What was previously possible only in science-fiction books is becoming reality today. In accordance with NASA plans, the first human (or more accurately, four people) is to appear on Mars in 2026. By 2035, the Red Planet is to have 20 settlers.

It is unknown whether the schedules will not have to be shortened, since private initiative is emerging. At the end of April this year Elon Musk – the founder of SpaceX – announced that he was planning a flight to Mars as early as in 2018 (!). The Red Dragon capsule would be used for that purpose.

Red Dragon graphics, SpaceX source

Going to Mars is one thing, but surviving there is a completely different issue. The planet without permanent water, with gravity different from the terrestrial one, with negative temperatures, dust storms blocking access to sun rays that may last even up to several weeks. And on top of that the not very dense cover protecting the planet, causing stronger than on the Earth action of sun rays and not providing any protection from smaller meteorites falling on the surface. All those factors cause such threats as: problem with obtaining water, risk of greater prevalence of cancer, risk of skeletal problems, problems in the functioning of devices, risk of suddenly being hit on the head with space debris and, obviously, risk of depression. It is a series of risks which scientists must eliminate or mitigate. Before humans go to Mars, someone has to come up with an idea how they may function there. Should they get water in the way the Fremen people from F. Herbert’s Dune do? What about farming? One cannot take enough water and food on a spaceship to feed a colony in the long term. That has to be produced on the site and the conditions are not particularly conducive to that. Where would people live? Infrastructure must be built for them – possibly, given the strong radiation on the surface – underground. And once they are settled there, what regime, what religion should be there? After all people need to have everything defined and classified. It may turn out that someone has less of something than someone else and this person’s opinions and beliefs are better so why they do not prevail.
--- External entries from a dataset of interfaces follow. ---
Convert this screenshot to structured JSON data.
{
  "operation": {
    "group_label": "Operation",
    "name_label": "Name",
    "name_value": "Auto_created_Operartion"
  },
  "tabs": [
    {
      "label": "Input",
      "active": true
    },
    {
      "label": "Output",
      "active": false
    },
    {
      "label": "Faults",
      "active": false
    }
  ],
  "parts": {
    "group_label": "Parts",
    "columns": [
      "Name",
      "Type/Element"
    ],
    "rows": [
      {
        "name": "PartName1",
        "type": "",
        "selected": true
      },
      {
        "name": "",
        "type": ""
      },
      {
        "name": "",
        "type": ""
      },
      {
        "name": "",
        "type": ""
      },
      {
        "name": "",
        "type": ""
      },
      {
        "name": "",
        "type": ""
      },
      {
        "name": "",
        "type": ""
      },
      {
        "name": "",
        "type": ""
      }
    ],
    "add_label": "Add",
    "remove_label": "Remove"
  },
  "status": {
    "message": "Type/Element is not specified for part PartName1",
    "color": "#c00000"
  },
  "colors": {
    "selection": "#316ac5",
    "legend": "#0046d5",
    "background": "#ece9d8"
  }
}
Let us hope that everything will succeed. We will reach another milestone in the development and that people will not convert Mars over time into a heap of junk and radioactive waste, as they did on the Earth.

"Greetings from Mars", source: Julien Mauve /


This document was prepared with the following sources:

  1. Graham Hancock, Robert Bauval, John Grigsby „The Mars Mystery. A Tale of the End of Two Words”, Publisher Prima, Warszawa 2000;
  2. Dominika Jasińska „Na podbój Marsa“, „Astronomia“ nr 45, marzec 2016;
  3. Zespół „Dużo tlenu w dawnej atmosferze Marsa?“, „Red Dragon na Marsie już w 2018 roku?“, „Czy marsjańska woda wrze w trakcie płynięcia“ –„Astronimia“ nr 48, czerwiec 2016;
  4. NASA Webside;
  5. Wikipedia.